--- TASK INSTRUCTIONS ---
Keyword search on "language": report each line of the records that contains it.

= = = = =

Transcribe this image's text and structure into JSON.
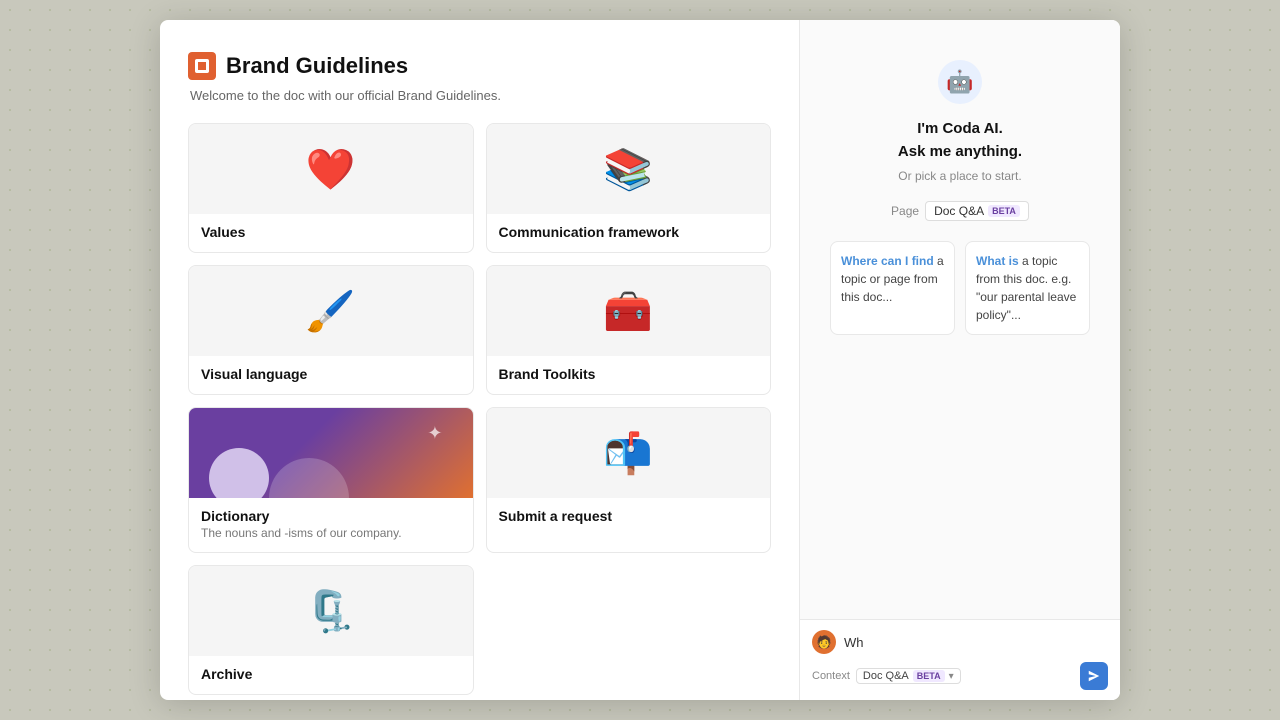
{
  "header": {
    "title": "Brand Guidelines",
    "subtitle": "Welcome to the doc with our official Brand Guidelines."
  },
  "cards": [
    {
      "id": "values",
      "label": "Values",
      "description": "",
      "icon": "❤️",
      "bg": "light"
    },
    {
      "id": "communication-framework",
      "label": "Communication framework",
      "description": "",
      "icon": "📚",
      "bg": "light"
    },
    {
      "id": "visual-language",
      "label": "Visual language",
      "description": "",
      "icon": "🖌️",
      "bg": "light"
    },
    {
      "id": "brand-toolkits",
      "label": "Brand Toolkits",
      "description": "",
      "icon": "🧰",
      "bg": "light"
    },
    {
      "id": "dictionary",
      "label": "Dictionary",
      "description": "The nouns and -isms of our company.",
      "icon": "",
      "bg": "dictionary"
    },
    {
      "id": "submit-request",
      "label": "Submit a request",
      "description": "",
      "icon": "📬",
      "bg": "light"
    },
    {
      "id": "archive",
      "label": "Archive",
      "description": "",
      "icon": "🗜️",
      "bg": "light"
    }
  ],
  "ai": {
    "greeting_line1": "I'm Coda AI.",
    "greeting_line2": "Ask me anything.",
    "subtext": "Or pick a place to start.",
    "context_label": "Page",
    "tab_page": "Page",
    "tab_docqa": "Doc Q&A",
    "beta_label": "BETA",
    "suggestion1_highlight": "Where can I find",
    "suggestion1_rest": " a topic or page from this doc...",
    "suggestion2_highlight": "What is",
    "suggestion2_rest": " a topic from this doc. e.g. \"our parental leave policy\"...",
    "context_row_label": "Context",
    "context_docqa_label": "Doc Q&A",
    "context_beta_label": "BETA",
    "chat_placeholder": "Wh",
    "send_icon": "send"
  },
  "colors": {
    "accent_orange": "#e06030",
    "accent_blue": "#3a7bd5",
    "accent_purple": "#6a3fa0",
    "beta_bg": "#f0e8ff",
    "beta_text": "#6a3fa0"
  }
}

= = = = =

--- WRITTEN SOLUTION ---
      "id": "visual-language",
      "label": "Visual language",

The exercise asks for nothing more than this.